Author(s): Varga, Júlia
Published in: The European Journal of Health Economics, Issue 1, 2017, ISSN 1618-7598
DOI: 10.13039/501100003825

Using regression tree ensembles to model interaction effects: a graphical approach

Author(s): Fritz Schiltz, Chiara Masci, Tommaso Agasisti, Daniel Horn
Published in: Applied Economics, Issue 50/58, 2018, Page(s) 6341-6354, ISSN 0003-6846
DOI: 10.1080/00036846.2018.1489520

The effect of increased general education in vocational schools - Evidence from a Hungarian vocational school reform

Author(s): Joris Ghysels, Zoltán Hermann, Iryna Rud and Melline Somers
Published in: Budapest Working Paper series, Issue 2017/7, 2017

Human Capital Effects of Kindergarten and School Enrolment Timing

Author(s): Ágnes Szabó-Morvai, Dániel Horn, Anna Lovász, Kristof De Witte
Published in: Budapest Working Paper series, Issue 2017/14, 2017

Educational policies and the gender gap in test scores: A cross-country analysis

Author(s): Zoltán Hermann, Marianna Kopasz
Published in: Budapest Working Paper Series, Issue 2018/5, 2018

Gender differences in applying for STEM programs in higher education: evidence from a policy shift in Hungary

Author(s): Koen Declercq, Joris Ghysels, Júlia Varga
Published in: Budapest Working Paper series, Issue 2018/6, 2018

One Size Fits All? Gender Differences in the Effect of Subjective Feedback

Author(s): Anna Lovász, Ewa Cukrowska-Torzewska, Mariann Rigó, Ágnes Szabó-Morvai, Andrea Kiss
Published in: Budapest Working Paper series, Issue 2017/5, 2017

Parental Job Loss, Secondary School Completion and Home Environment

Author(s): Tamás Hajdu, Gábor Kertesi, Gábor Kézdi
Published in: Budapest Working Paper series, Issue 2017/11, 2017

Performance of Hungarian firms: are apprentices an asset or a liability? Evidence from a unique matched employer-employee dataset

Author(s): Sofie Cabus, Eszter Nagy
Published in: Budapest Working Paper series, Issue 2017/6, 2017

Demand for secondary school characteristics - Evidence from school choice data in Hungary

Author(s): Thomas Wouters, Zoltán Hermann, Carla Haelermans
Published in: Budapest Working Paper Series, Issue 2018/3, 2018

Childcare and Maternal Labor Supply – a Cross-Country Analysis of Quasi-Experimental Estimates from 7 Countries

Author(s): Ágnes Szabó-Morvai, Anna Lovász
Published in: Budapest Working Paper series, Issue 2017/3, 2017

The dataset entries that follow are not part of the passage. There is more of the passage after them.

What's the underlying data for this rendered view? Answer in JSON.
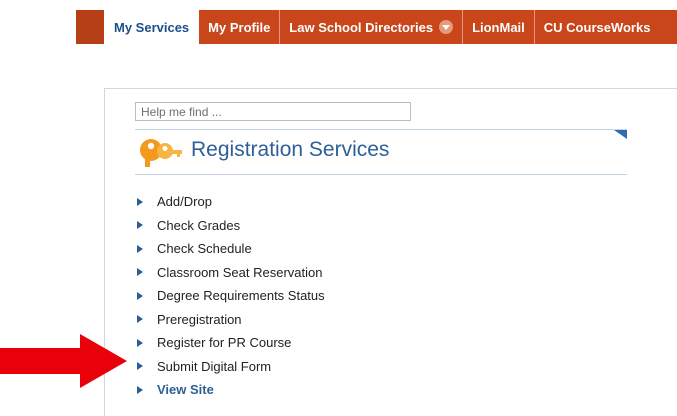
{
  "nav": {
    "tabs": [
      {
        "label": "My Services"
      },
      {
        "label": "My Profile"
      },
      {
        "label": "Law School Directories"
      },
      {
        "label": "LionMail"
      },
      {
        "label": "CU CourseWorks"
      }
    ],
    "dropdown_icon": "chevron-down-circle-icon",
    "colors": {
      "bar": "#c8461a",
      "active_text": "#1f4e8c"
    }
  },
  "search": {
    "placeholder": "Help me find ..."
  },
  "section": {
    "title": "Registration Services",
    "icon": "keys-icon",
    "icon_color": "#f39a1e",
    "accent": "#2d6cb3"
  },
  "links": [
    {
      "label": "Add/Drop"
    },
    {
      "label": "Check Grades"
    },
    {
      "label": "Check Schedule"
    },
    {
      "label": "Classroom Seat Reservation"
    },
    {
      "label": "Degree Requirements Status"
    },
    {
      "label": "Preregistration"
    },
    {
      "label": "Register for PR Course"
    },
    {
      "label": "Submit Digital Form"
    },
    {
      "label": "View Site"
    }
  ],
  "annotation": {
    "icon": "red-arrow-icon",
    "color": "#e8000b"
  }
}
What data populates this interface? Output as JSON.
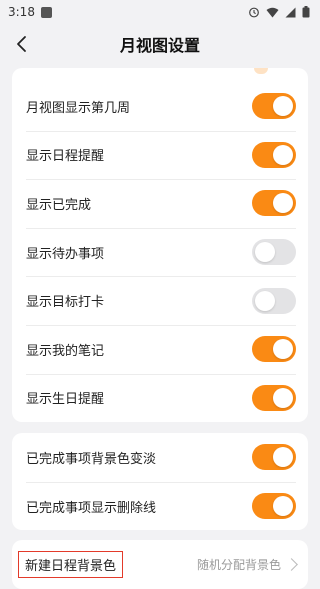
{
  "status": {
    "time": "3:18"
  },
  "header": {
    "title": "月视图设置"
  },
  "group1": [
    {
      "label": "月视图显示第几周",
      "on": true
    },
    {
      "label": "显示日程提醒",
      "on": true
    },
    {
      "label": "显示已完成",
      "on": true
    },
    {
      "label": "显示待办事项",
      "on": false
    },
    {
      "label": "显示目标打卡",
      "on": false
    },
    {
      "label": "显示我的笔记",
      "on": true
    },
    {
      "label": "显示生日提醒",
      "on": true
    }
  ],
  "group2": [
    {
      "label": "已完成事项背景色变淡",
      "on": true
    },
    {
      "label": "已完成事项显示删除线",
      "on": true
    }
  ],
  "group3": {
    "label": "新建日程背景色",
    "value": "随机分配背景色"
  },
  "colors": {
    "accent": "#fa8a14",
    "toggle_off": "#e3e3e5",
    "highlight_border": "#e33a2a"
  }
}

Health Differences at Birth between Roma and Non-Roma Children in Hungary-Long-Run Trends and Decompositions

Author(s): Tamás Hajdu, Gábor Kertesi, Gábor Kézdi
Published in: Budapest Working Paper series, Issue 2017/12, 2017

Does It Matter When Your Smartest Peers Leave Your Class? Evidence from Hungary

Author(s): Fritz Schiltz, Deni Mazrekaj, Daniel Horn and Kristof De Witte
Published in: Budapest Working Paper series, Issue 2018/4, 2018